Plaintiff is instructed to file all future papers concerning this action with the Clerk of Court in care of the Prisoner Correspondent. Plaintiff must provide the court with the original plus a complete judge's copy, including any exhibits, of every document filed. In addition, Plaintiff must send an exact copy of any court filing to Defendants [or to defense counsel, once an attorney has entered an appearance on behalf of Defendants]. Every document filed with the Court must include a certificate of service stating to whom exact copies were mailed and the date of mailing. Any paper that is sent directly to the judge or that otherwise fails to comply with these instructions may be disregarded by the Court or returned to Plaintiff.
Finally, Plaintiff's motion for appointment of counsel is respectfully denied without prejudice at this time. There is no constitutional or statutory right to counsel in federal civil cases. Romanelli v. Suliene, 615 F.3d 847, 851 (2010); see also Johnson v. Doughty, 433 F.3d 1001, 1006 (7th Cir. 2006). Nevertheless, the district court has discretion under 28 U.S.C. § 1915(e)(1) to request counsel for an indigent litigant. Pruitt v. Mote, 503 F.3d 647, 654 (7th Cir. 2007) (citing Johnson, 433 F.3d at 1006). When a pro se litigant submits a request for appointment of counsel, the Court must first consider whether the indigent plaintiff has made reasonable attempts to secure counsel on his own, or conversely, if he has been precluded from doing so. Pruitt, 503 F.3d at 654. Next, the Court must evaluate the complexity of the case and whether the plaintiff appears competent to litigate it on his own. Id. at 654-55. Another consideration is whether the assistance of counsel would provide a substantial benefit to the court or the parties, potentially affecting the outcome of the case.

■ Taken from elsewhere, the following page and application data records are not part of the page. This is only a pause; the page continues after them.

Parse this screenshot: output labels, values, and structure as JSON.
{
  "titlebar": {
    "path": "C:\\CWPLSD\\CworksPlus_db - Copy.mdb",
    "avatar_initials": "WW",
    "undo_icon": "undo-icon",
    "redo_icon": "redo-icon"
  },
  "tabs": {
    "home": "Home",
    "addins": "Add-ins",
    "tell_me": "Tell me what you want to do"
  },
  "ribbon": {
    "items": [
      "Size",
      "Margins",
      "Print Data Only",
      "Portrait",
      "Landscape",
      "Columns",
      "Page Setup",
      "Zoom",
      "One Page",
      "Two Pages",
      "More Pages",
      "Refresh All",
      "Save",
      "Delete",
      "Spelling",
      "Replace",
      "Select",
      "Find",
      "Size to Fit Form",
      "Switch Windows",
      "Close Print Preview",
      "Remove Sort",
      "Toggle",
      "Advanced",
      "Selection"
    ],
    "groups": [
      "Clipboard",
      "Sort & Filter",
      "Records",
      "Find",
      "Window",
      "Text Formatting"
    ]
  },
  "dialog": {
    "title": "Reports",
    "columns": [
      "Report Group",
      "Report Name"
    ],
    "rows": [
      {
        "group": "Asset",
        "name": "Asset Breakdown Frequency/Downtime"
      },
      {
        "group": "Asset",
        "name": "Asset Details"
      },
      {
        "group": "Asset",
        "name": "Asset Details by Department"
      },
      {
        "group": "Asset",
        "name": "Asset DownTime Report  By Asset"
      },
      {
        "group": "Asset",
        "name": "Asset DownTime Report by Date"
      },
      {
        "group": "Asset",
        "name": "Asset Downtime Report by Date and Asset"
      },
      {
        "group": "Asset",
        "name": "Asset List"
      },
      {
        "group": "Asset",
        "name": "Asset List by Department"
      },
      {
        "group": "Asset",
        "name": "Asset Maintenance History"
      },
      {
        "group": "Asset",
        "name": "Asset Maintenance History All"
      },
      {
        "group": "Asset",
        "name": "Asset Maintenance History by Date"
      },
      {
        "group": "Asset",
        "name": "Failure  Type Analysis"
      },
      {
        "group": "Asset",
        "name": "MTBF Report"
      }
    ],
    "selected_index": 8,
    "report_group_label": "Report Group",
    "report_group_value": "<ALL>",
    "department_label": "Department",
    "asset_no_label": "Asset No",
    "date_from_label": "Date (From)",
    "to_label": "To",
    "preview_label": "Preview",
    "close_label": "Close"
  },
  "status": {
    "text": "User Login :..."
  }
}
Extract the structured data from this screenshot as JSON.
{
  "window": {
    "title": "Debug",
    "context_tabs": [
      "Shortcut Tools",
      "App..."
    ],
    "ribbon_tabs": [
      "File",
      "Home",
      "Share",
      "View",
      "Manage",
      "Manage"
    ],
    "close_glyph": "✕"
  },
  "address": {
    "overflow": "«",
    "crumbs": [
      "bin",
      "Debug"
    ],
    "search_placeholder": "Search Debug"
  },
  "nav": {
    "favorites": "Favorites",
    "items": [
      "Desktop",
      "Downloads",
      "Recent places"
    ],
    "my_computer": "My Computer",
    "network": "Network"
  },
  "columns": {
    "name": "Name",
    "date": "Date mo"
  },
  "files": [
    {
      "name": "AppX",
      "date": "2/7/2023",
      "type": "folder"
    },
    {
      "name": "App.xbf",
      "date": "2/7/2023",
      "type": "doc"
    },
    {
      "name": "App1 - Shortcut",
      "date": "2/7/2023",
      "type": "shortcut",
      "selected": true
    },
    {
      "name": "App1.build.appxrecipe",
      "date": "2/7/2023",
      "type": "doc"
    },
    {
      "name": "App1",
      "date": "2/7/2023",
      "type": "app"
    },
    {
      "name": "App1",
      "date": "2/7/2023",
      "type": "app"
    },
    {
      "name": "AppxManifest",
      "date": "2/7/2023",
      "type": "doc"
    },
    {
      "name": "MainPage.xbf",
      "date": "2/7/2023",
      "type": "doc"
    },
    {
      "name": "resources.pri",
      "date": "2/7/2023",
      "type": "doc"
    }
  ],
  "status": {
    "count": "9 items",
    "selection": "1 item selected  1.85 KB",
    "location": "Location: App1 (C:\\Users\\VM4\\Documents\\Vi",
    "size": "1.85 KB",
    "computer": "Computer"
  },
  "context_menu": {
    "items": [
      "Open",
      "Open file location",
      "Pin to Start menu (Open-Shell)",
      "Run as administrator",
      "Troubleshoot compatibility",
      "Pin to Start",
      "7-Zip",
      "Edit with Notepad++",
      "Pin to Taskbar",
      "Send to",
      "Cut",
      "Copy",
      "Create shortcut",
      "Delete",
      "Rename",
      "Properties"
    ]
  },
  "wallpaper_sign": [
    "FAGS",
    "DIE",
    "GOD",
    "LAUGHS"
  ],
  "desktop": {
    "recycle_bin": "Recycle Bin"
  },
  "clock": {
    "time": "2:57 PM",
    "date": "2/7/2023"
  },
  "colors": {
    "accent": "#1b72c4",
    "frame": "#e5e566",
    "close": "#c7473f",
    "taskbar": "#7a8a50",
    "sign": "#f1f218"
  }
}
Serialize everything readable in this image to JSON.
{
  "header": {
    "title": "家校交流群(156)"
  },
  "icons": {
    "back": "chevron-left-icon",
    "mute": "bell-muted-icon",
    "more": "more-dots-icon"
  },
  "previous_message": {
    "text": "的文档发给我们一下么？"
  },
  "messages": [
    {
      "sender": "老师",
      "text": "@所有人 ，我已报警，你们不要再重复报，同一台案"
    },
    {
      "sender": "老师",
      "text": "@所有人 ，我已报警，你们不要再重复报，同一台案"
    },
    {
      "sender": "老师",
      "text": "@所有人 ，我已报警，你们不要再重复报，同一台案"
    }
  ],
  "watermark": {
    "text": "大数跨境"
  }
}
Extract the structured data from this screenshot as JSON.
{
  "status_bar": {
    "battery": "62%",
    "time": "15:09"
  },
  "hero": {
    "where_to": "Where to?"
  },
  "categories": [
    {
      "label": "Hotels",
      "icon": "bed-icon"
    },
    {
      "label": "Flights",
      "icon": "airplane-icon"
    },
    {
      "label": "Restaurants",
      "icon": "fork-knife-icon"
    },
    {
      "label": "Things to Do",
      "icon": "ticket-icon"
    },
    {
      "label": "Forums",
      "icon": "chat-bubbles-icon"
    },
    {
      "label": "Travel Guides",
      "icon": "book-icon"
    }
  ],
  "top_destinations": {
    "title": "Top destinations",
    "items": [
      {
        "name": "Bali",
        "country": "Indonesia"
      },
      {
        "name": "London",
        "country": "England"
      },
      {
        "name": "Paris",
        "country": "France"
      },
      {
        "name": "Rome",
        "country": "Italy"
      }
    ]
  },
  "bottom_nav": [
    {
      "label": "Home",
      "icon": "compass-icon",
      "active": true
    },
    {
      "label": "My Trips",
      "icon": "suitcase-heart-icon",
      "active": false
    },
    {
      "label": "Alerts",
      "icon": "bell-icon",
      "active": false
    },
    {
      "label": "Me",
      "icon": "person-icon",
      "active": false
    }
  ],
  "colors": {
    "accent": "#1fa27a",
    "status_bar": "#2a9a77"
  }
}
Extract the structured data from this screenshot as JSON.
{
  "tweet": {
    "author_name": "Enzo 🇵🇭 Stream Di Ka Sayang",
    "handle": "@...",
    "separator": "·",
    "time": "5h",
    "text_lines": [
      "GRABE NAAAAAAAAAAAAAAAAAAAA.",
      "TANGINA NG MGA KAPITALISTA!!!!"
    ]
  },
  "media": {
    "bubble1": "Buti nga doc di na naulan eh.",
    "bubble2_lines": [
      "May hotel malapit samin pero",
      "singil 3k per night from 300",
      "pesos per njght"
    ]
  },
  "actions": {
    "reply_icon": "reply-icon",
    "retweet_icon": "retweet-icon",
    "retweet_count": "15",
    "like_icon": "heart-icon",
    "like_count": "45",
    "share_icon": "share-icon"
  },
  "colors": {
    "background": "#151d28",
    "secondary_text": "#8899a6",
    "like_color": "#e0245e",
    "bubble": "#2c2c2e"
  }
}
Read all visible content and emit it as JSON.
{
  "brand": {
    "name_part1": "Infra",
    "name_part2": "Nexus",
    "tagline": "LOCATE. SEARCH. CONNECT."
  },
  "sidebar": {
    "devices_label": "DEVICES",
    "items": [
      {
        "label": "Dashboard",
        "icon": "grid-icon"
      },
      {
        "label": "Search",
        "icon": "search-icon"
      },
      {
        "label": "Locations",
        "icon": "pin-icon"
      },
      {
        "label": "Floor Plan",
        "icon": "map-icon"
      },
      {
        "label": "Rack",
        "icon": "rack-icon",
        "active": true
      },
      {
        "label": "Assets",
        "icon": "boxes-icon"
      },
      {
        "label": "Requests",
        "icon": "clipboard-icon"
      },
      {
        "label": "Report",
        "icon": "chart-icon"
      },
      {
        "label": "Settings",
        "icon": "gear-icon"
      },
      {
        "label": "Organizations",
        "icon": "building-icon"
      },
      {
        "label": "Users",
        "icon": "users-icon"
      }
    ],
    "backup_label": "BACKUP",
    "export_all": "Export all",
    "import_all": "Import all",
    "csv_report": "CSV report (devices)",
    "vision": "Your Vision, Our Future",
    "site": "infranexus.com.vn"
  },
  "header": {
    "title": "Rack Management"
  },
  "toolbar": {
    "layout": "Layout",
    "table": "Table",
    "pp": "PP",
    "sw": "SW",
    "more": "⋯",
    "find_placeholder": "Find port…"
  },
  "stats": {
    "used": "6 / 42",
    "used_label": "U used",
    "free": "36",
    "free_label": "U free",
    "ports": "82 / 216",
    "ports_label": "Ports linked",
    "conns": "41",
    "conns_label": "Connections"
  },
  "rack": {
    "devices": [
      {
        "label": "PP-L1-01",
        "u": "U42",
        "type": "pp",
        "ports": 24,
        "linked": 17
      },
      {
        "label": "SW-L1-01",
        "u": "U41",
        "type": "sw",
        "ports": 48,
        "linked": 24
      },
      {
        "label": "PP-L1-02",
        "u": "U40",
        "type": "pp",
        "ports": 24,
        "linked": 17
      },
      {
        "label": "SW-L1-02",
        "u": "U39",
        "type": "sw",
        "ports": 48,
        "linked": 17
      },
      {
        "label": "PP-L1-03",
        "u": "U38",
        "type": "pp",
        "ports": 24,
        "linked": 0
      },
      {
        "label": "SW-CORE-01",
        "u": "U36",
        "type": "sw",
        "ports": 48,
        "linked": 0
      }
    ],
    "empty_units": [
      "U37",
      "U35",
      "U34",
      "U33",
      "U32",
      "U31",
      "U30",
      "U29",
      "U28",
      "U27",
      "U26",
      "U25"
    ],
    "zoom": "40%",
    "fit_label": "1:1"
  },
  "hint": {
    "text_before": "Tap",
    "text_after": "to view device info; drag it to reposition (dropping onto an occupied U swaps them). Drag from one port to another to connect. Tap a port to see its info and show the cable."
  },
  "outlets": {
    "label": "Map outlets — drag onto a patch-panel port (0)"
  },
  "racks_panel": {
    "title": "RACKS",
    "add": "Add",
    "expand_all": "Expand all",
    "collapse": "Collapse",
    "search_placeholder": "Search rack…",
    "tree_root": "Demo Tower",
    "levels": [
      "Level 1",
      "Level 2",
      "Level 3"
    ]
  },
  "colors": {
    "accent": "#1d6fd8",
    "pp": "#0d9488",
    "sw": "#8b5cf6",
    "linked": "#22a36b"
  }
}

Id. at 654; Gil v. Reed, 381 F.3d 649, 656 (7th Cir. 2004); see also N.D. Ill. Local Rule 83.36© (listing the factors to be taken into account in determining whether to appoint counsel).
After considering the factors cited above, the Court concludes that appointment of counsel is not warranted at this early stage of the case. Although the complaint sets forth cognizable claims, Plaintiff has alleged no physical or mental disability that might preclude him from adequately investigating the facts giving rise to his complaint. Neither the legal issues raised in the complaint nor the evidence that might support Plaintiff's claims are so complex or intricate that a trained attorney is necessary at this time. Plaintiff, whose initial submissions are coherent and articulate, appears more than capable of presenting his case. It also should be noted that the Court grants pro se litigants wide latitude in the handling of their lawsuits. For these reasons, Plaintiff's motion for ...